*** Input

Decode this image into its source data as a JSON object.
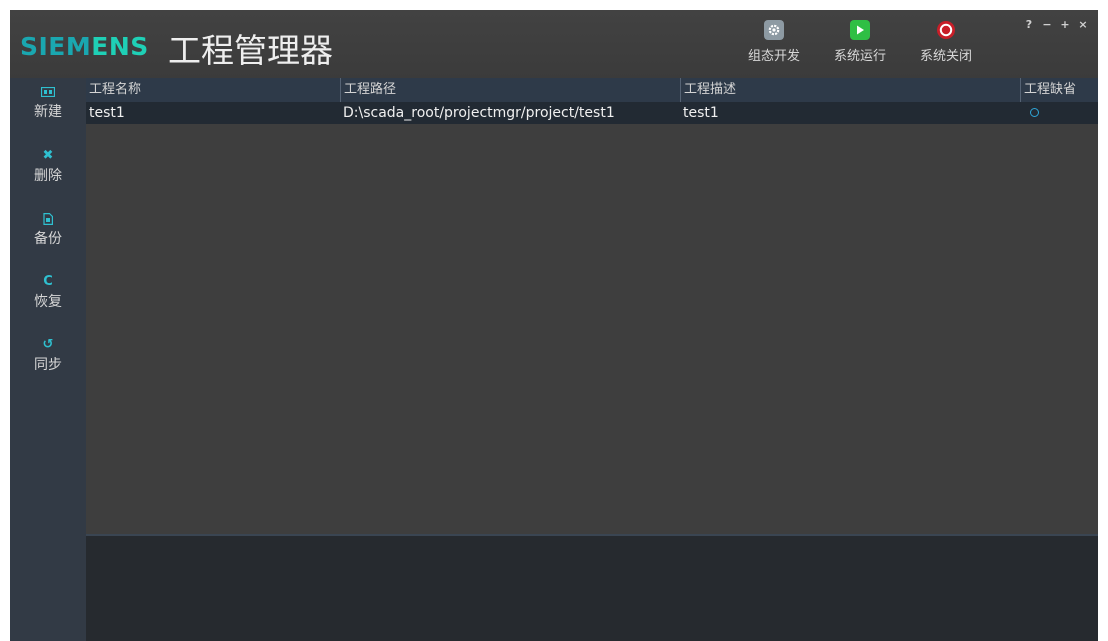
{
  "header": {
    "brand_part1": "SIEM",
    "brand_part2": "ENS",
    "title": "工程管理器"
  },
  "toolbar": {
    "config_label": "组态开发",
    "run_label": "系统运行",
    "stop_label": "系统关闭"
  },
  "window_controls": {
    "help": "?",
    "minimize": "−",
    "maximize": "+",
    "close": "×"
  },
  "sidebar": {
    "items": [
      {
        "label": "新建",
        "icon": "new-project-icon"
      },
      {
        "label": "删除",
        "icon": "delete-icon",
        "glyph": "✖"
      },
      {
        "label": "备份",
        "icon": "backup-icon"
      },
      {
        "label": "恢复",
        "icon": "restore-icon",
        "glyph": "C"
      },
      {
        "label": "同步",
        "icon": "sync-icon",
        "glyph": "↺"
      }
    ]
  },
  "table": {
    "columns": [
      "工程名称",
      "工程路径",
      "工程描述",
      "工程缺省"
    ],
    "rows": [
      {
        "name": "test1",
        "path": "D:\\scada_root/projectmgr/project/test1",
        "description": "test1",
        "default": true
      }
    ]
  },
  "colors": {
    "accent": "#1fd0b6",
    "run": "#2fbf44",
    "stop": "#d0202a",
    "sidebar_icon": "#2fc0d0"
  }
}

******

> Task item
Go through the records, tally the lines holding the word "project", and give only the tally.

> Answer for the task
2